Government fails Muslim women over marriage rights
by- 5th August 2009
Imams who perform unregistered marriages in mosques could be prosecuted, claims an English barrister and expert on religion and the law.
Neil Addison, who wrote the foreword to the recent Civitas report on Shariah Courts in Britain, is challenging the government over imams who perform Muslim marriages in unregistered mosques, or where a civil ceremony has not been performed first.
The plight of women who fall foul of unregistered nikah marriages was highlighted by the Muslim Institute in London on 8 August last year, at the launch of its new marriage contract for Muslims.
The contract, proposed among other things, allowing the wife to initiate divorce, keep her financial earnings, and have the marriage registered.

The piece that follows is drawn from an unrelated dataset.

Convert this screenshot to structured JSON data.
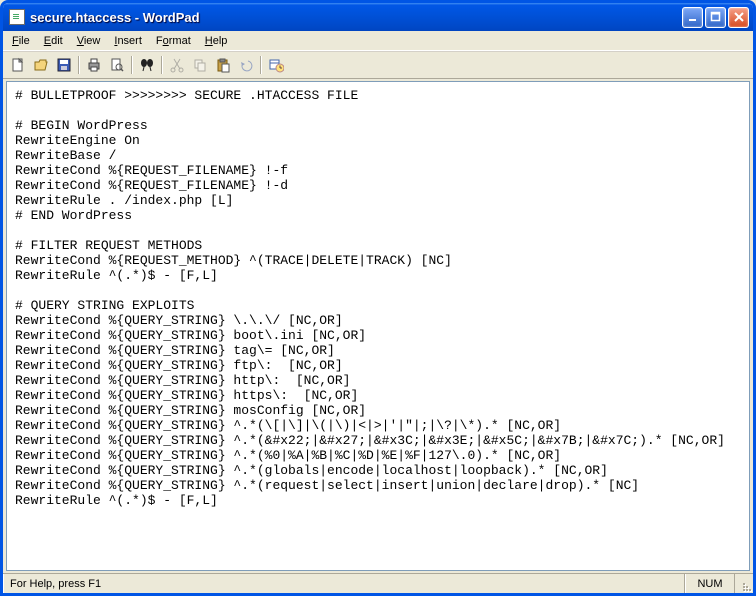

Cases have come to light where women have lost their children, homes and income without any redress from the state.
Neil Addison, who practices in Merseyside and is a member of Lapido Media’s Advisory Board, says Muslims are unique among religions in Britain in not registering their mosques for civil marriages.
‘In Britain this issue of unregistered marriages is unique to Islam. No Christian church will perform a religious marriage unless there is a registrar present or there has been a previous civil ceremony.

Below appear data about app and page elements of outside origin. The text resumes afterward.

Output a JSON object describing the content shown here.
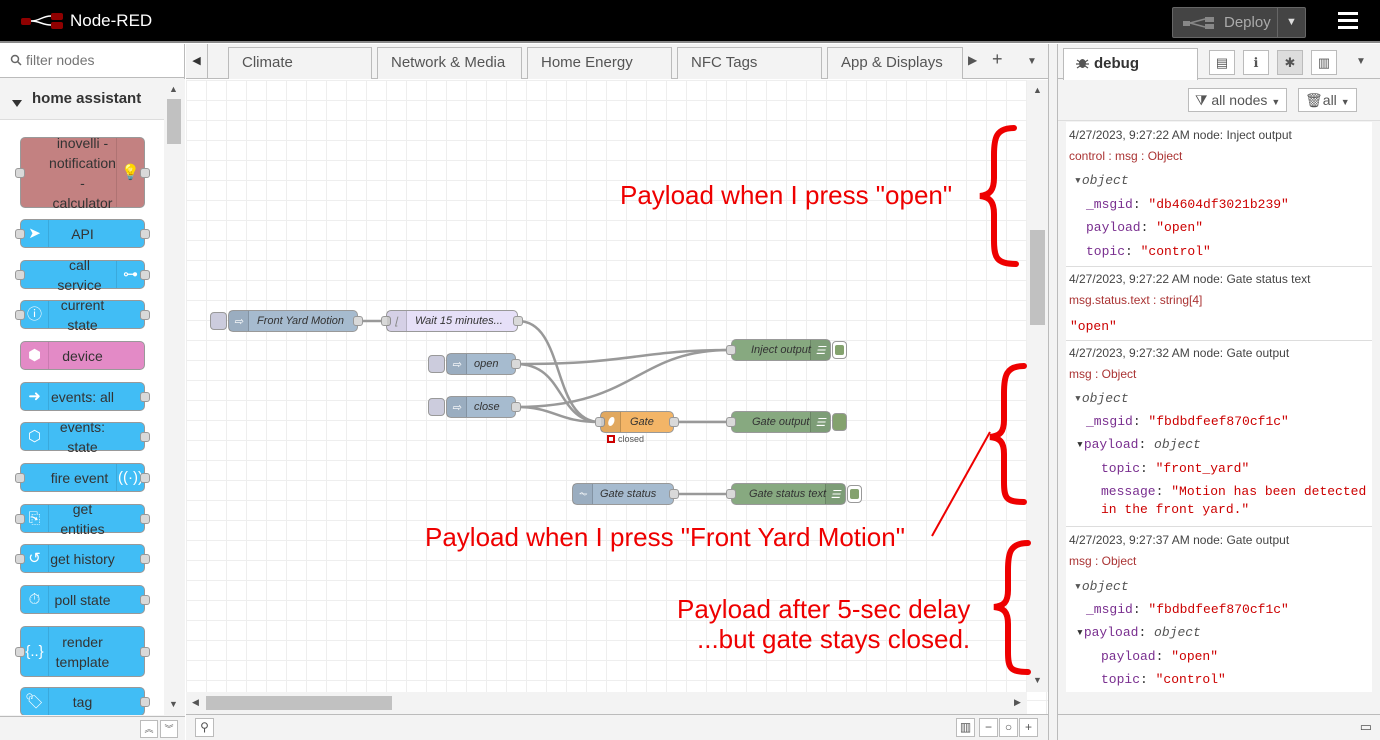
{
  "app": {
    "title": "Node-RED",
    "deploy_label": "Deploy"
  },
  "palette": {
    "filter_placeholder": "filter nodes",
    "category": "home assistant",
    "nodes": [
      {
        "label": "inovelli - notification - calculator",
        "color": "#c38181",
        "icon": "lightbulb-icon"
      },
      {
        "label": "API",
        "color": "#41bdf5",
        "icon": "send-icon"
      },
      {
        "label": "call service",
        "color": "#41bdf5",
        "icon": "router-icon"
      },
      {
        "label": "current state",
        "color": "#41bdf5",
        "icon": "info-icon"
      },
      {
        "label": "device",
        "color": "#e38ac6",
        "icon": "cube-icon"
      },
      {
        "label": "events: all",
        "color": "#41bdf5",
        "icon": "arrow-right-icon"
      },
      {
        "label": "events: state",
        "color": "#41bdf5",
        "icon": "arrow-hexagon-icon"
      },
      {
        "label": "fire event",
        "color": "#41bdf5",
        "icon": "broadcast-icon"
      },
      {
        "label": "get entities",
        "color": "#41bdf5",
        "icon": "search-document-icon"
      },
      {
        "label": "get history",
        "color": "#41bdf5",
        "icon": "history-icon"
      },
      {
        "label": "poll state",
        "color": "#41bdf5",
        "icon": "timer-icon"
      },
      {
        "label": "render template",
        "color": "#41bdf5",
        "icon": "braces-icon"
      },
      {
        "label": "tag",
        "color": "#41bdf5",
        "icon": "tag-icon"
      }
    ]
  },
  "tabs": [
    "Climate",
    "Network & Media",
    "Home Energy",
    "NFC Tags",
    "App & Displays"
  ],
  "flow": {
    "nodes": {
      "front_yard_motion": "Front Yard Motion",
      "wait": "Wait 15 minutes...",
      "open": "open",
      "close": "close",
      "inject_output": "Inject output",
      "gate": "Gate",
      "gate_status_label": "closed",
      "gate_output": "Gate output",
      "gate_status": "Gate status",
      "gate_status_text": "Gate status text"
    }
  },
  "annotations": {
    "a1": "Payload when I press \"open\"",
    "a2": "Payload when I press \"Front Yard Motion\"",
    "a3_line1": "Payload after 5-sec delay",
    "a3_line2": "...but gate stays closed."
  },
  "sidebar": {
    "tab": "debug",
    "filter_nodes": "all nodes",
    "clear": "all",
    "messages": [
      {
        "meta": "4/27/2023, 9:27:22 AM   node: Inject output",
        "topic": "control : msg : Object",
        "type": "object",
        "fields": [
          [
            "_msgid",
            "\"db4604df3021b239\""
          ],
          [
            "payload",
            "\"open\""
          ],
          [
            "topic",
            "\"control\""
          ]
        ]
      },
      {
        "meta": "4/27/2023, 9:27:22 AM   node: Gate status text",
        "topic": "msg.status.text : string[4]",
        "value": "\"open\""
      },
      {
        "meta": "4/27/2023, 9:27:32 AM   node: Gate output",
        "topic": "msg : Object",
        "type": "object",
        "msgid": "\"fbdbdfeef870cf1c\"",
        "payload_type": "object",
        "p_topic": "\"front_yard\"",
        "p_message": "\"Motion has been detected",
        "p_message2": "in the front yard.\""
      },
      {
        "meta": "4/27/2023, 9:27:37 AM   node: Gate output",
        "topic": "msg : Object",
        "type": "object",
        "msgid": "\"fbdbdfeef870cf1c\"",
        "payload_type": "object",
        "p_payload": "\"open\"",
        "p_topic": "\"control\""
      }
    ]
  }
}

‘Synagogues, Sikh Gurdwaras and Hindu Temples register under the Act in order to provide couples with the full protection of the law.’
There are over 3000 mosques in Britain but only 120 are registered under the Marriage Act of 1949, and throughout Britain, imams are performing Muslim marriage ceremonies without insisting on the marriages also being registered under the Marriage Act.
It leaves a man free to divorce his wife with impunity, according to the medieval system of talaq whereby he merely has to utter the words ‘I divorce you’ three times. He can also return to reclaim his conjugal rights if he says he was drunk at the time.
‘Performing such ceremonies in unregistered moques is, arguably, a criminal offence under section 75 of the Act.’
He wants government to adopt a more rigorous approach to marriage registration.
He is also advocating the tightening up of divorces, in line with provision for Jewish marriage, which require that a civil divorce will not be finalised until consent is given by both parties.
‘The Divorce (Religious Marriages) Act 2002 could easily be extended to Muslim Marriages’, says Addison.
‘For it to be effective though, all Muslim marriages must first be registered under the Marriage Act.
‘Until that is done British Muslim women will be denied the rights they are entitled to as British citizens.’